Input records =>

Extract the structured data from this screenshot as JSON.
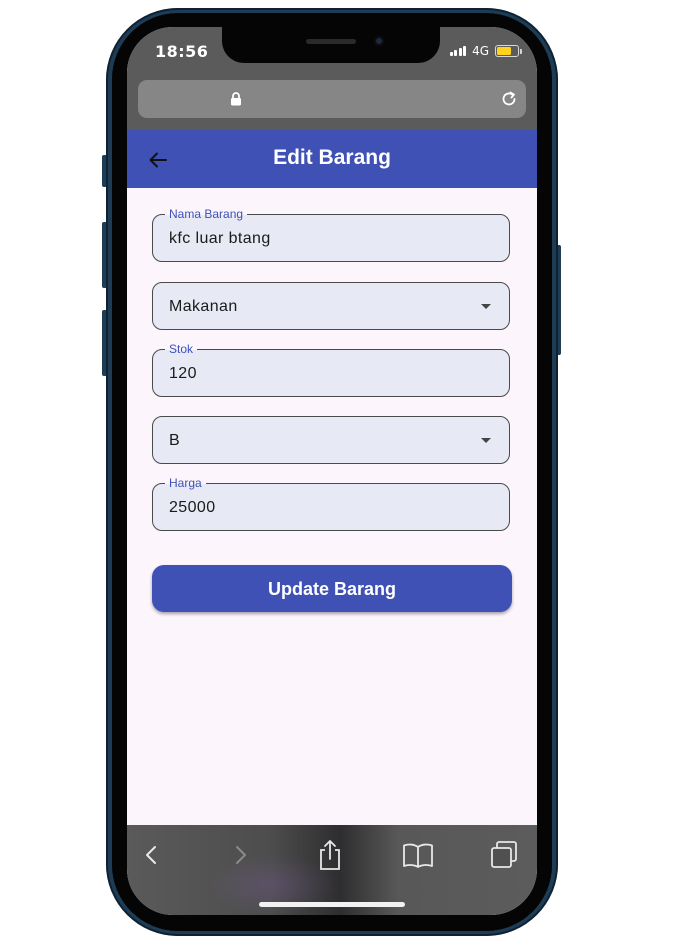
{
  "status_bar": {
    "time": "18:56",
    "network": "4G",
    "battery_level": 0.7,
    "battery_color": "#ffd21e"
  },
  "browser": {
    "url_icon": "lock-icon",
    "reload_icon": "reload-icon",
    "toolbar_icons": [
      "back-chevron-icon",
      "forward-chevron-icon",
      "share-icon",
      "bookmarks-icon",
      "tabs-icon"
    ]
  },
  "app_bar": {
    "title": "Edit Barang",
    "back_icon": "arrow-left-icon",
    "color": "#3f51b5"
  },
  "form": {
    "nama_barang": {
      "label": "Nama Barang",
      "value": "kfc luar btang"
    },
    "kategori": {
      "selected": "Makanan"
    },
    "stok": {
      "label": "Stok",
      "value": "120"
    },
    "grade": {
      "selected": "B"
    },
    "harga": {
      "label": "Harga",
      "value": "25000"
    },
    "submit_label": "Update Barang"
  }
}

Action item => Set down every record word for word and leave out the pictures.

Result =>
Extract the structured data from this screenshot as JSON.
{
  "status_bar": {
    "time": "18:56",
    "network": "4G",
    "battery_level": 0.7,
    "battery_color": "#ffd21e"
  },
  "browser": {
    "url_icon": "lock-icon",
    "reload_icon": "reload-icon",
    "toolbar_icons": [
      "back-chevron-icon",
      "forward-chevron-icon",
      "share-icon",
      "bookmarks-icon",
      "tabs-icon"
    ]
  },
  "app_bar": {
    "title": "Edit Barang",
    "back_icon": "arrow-left-icon",
    "color": "#3f51b5"
  },
  "form": {
    "nama_barang": {
      "label": "Nama Barang",
      "value": "kfc luar btang"
    },
    "kategori": {
      "selected": "Makanan"
    },
    "stok": {
      "label": "Stok",
      "value": "120"
    },
    "grade": {
      "selected": "B"
    },
    "harga": {
      "label": "Harga",
      "value": "25000"
    },
    "submit_label": "Update Barang"
  }
}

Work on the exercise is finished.